Search the records for the word "JSON" and copy every line in which it occurs.

*** Opening Exercise data ***

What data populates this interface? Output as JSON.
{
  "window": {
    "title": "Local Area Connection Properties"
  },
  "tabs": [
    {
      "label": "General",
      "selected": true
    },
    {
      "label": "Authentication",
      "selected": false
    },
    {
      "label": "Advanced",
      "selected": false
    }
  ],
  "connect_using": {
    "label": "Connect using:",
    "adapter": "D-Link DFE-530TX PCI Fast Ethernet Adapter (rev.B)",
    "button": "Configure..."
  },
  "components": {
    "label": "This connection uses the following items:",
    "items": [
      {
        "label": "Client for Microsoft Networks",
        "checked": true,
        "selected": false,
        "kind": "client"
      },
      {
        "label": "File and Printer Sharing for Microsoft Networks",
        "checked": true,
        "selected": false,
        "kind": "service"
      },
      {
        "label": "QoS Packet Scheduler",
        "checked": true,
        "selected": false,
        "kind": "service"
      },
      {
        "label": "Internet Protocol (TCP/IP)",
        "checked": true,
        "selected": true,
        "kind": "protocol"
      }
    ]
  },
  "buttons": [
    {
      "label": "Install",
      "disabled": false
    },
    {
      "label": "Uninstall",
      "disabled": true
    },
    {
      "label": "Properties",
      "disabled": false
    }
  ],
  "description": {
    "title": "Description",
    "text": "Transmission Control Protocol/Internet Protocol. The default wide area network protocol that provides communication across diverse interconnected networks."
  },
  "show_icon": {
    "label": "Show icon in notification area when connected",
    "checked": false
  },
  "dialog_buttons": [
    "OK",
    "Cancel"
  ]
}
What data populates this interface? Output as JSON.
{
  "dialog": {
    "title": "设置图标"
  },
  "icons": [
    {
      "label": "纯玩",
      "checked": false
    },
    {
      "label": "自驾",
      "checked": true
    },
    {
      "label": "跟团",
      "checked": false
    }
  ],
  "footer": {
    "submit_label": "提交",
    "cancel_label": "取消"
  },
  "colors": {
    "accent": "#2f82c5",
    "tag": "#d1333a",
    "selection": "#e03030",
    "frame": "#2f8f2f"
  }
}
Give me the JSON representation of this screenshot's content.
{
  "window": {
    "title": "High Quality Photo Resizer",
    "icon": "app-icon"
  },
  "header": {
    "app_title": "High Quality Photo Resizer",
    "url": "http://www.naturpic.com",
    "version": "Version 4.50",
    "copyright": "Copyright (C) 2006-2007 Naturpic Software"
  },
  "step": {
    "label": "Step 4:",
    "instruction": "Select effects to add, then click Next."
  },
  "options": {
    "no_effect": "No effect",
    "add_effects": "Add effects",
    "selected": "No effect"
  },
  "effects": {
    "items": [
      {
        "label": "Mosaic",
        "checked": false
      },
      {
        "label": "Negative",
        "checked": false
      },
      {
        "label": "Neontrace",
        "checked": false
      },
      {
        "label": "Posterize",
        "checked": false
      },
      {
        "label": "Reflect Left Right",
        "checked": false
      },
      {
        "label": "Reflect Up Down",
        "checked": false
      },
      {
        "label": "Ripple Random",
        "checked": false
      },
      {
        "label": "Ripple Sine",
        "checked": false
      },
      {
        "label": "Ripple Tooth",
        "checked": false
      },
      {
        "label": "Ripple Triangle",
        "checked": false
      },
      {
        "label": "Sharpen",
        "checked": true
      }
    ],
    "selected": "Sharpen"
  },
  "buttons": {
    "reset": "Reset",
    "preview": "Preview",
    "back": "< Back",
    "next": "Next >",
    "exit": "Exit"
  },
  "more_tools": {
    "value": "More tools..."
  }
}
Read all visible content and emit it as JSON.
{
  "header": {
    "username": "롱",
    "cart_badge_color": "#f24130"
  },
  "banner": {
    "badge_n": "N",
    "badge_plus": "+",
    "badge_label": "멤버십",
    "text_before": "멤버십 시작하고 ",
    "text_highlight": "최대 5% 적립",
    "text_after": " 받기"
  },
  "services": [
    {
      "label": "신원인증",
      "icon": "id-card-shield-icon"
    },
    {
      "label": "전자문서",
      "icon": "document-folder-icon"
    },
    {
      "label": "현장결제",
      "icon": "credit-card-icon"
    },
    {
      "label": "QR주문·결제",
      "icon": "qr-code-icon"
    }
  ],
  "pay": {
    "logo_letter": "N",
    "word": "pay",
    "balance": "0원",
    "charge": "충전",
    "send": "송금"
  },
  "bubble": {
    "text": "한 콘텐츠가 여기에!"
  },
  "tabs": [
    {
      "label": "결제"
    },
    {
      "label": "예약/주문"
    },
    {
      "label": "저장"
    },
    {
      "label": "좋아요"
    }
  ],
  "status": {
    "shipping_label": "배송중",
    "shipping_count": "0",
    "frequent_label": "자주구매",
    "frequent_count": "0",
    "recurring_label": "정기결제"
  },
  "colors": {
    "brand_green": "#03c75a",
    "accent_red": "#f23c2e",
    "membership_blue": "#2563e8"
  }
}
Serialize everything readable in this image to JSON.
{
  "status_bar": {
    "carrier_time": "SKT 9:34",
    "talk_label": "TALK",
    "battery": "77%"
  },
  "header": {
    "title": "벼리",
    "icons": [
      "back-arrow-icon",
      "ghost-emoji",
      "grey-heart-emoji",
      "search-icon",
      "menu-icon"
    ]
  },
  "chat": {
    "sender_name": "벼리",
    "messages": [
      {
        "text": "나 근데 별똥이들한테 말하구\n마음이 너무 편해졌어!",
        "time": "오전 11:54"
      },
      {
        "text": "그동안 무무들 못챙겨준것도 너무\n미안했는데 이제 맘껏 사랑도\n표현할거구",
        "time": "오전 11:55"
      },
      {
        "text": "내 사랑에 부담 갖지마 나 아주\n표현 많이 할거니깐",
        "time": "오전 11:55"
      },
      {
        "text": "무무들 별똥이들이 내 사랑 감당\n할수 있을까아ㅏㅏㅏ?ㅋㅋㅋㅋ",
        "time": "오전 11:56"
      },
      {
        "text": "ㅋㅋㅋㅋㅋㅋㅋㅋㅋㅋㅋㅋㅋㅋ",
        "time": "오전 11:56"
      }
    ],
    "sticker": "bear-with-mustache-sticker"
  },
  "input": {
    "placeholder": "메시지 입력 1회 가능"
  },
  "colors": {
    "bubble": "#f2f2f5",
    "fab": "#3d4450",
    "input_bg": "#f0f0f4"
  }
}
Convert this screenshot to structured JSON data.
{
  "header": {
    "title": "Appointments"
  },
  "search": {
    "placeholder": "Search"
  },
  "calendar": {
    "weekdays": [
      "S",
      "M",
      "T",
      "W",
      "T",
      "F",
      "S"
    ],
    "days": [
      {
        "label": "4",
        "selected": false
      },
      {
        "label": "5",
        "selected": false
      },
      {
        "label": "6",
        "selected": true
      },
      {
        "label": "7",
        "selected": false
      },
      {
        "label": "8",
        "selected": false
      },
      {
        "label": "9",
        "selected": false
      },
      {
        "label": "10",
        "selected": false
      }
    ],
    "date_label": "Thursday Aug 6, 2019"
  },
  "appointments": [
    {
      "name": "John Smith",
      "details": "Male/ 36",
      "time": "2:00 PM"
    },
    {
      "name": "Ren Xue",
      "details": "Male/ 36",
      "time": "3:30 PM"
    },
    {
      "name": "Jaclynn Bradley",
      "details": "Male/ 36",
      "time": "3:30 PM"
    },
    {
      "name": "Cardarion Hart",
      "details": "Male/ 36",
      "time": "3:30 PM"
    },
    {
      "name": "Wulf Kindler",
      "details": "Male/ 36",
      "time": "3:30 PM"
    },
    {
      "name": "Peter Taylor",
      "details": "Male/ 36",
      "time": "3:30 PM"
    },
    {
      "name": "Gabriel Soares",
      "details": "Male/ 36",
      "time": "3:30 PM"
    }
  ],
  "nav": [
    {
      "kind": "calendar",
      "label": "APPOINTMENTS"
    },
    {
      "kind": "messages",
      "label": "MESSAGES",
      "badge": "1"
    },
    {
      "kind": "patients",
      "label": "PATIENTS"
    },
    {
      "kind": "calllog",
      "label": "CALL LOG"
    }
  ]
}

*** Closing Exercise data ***

**Result for this exercise**
What data populates this interface? Output as JSON.
What data populates this interface? Output as JSON.
Give me the JSON representation of this screenshot's content.
Read all visible content and emit it as JSON.
Serialize everything readable in this image to JSON.
Convert this screenshot to structured JSON data.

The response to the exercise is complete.